TASK DETAILS:
In full and without alteration, return the records below.

━━━━━ MATERIAL TO PROCESS

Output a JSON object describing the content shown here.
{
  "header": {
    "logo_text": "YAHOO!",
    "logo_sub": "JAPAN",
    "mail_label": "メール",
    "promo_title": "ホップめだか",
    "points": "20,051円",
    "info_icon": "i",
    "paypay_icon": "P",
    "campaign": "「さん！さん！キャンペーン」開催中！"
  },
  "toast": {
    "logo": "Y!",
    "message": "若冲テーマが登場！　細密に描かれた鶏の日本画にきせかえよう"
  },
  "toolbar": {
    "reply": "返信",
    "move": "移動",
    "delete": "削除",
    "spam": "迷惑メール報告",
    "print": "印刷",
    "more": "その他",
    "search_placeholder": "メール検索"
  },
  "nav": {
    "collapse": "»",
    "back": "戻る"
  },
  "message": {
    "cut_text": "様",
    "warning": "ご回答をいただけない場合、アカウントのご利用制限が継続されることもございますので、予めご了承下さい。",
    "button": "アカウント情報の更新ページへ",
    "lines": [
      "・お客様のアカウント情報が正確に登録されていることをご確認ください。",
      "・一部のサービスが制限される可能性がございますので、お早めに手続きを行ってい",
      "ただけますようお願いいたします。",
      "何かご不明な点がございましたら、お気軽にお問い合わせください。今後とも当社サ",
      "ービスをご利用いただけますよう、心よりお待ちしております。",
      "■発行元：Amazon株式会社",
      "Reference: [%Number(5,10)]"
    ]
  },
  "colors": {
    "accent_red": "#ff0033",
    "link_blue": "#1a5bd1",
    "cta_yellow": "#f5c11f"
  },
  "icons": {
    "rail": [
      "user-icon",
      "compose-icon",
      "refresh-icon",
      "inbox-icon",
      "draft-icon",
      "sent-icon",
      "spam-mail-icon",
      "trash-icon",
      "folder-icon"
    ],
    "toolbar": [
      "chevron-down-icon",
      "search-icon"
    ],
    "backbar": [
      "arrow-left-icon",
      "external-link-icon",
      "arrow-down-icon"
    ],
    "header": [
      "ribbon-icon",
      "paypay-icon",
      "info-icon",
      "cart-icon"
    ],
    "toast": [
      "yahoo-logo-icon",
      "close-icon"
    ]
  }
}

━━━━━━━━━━

TASK RESPONSE:
Output a JSON object describing the content shown here.
{
  "header": {
    "logo_text": "YAHOO!",
    "logo_sub": "JAPAN",
    "mail_label": "メール",
    "promo_title": "ホップめだか",
    "points": "20,051円",
    "info_icon": "i",
    "paypay_icon": "P",
    "campaign": "「さん！さん！キャンペーン」開催中！"
  },
  "toast": {
    "logo": "Y!",
    "message": "若冲テーマが登場！　細密に描かれた鶏の日本画にきせかえよう"
  },
  "toolbar": {
    "reply": "返信",
    "move": "移動",
    "delete": "削除",
    "spam": "迷惑メール報告",
    "print": "印刷",
    "more": "その他",
    "search_placeholder": "メール検索"
  },
  "nav": {
    "collapse": "»",
    "back": "戻る"
  },
  "message": {
    "cut_text": "様",
    "warning": "ご回答をいただけない場合、アカウントのご利用制限が継続されることもございますので、予めご了承下さい。",
    "button": "アカウント情報の更新ページへ",
    "lines": [
      "・お客様のアカウント情報が正確に登録されていることをご確認ください。",
      "・一部のサービスが制限される可能性がございますので、お早めに手続きを行ってい",
      "ただけますようお願いいたします。",
      "何かご不明な点がございましたら、お気軽にお問い合わせください。今後とも当社サ",
      "ービスをご利用いただけますよう、心よりお待ちしております。",
      "■発行元：Amazon株式会社",
      "Reference: [%Number(5,10)]"
    ]
  },
  "colors": {
    "accent_red": "#ff0033",
    "link_blue": "#1a5bd1",
    "cta_yellow": "#f5c11f"
  },
  "icons": {
    "rail": [
      "user-icon",
      "compose-icon",
      "refresh-icon",
      "inbox-icon",
      "draft-icon",
      "sent-icon",
      "spam-mail-icon",
      "trash-icon",
      "folder-icon"
    ],
    "toolbar": [
      "chevron-down-icon",
      "search-icon"
    ],
    "backbar": [
      "arrow-left-icon",
      "external-link-icon",
      "arrow-down-icon"
    ],
    "header": [
      "ribbon-icon",
      "paypay-icon",
      "info-icon",
      "cart-icon"
    ],
    "toast": [
      "yahoo-logo-icon",
      "close-icon"
    ]
  }
}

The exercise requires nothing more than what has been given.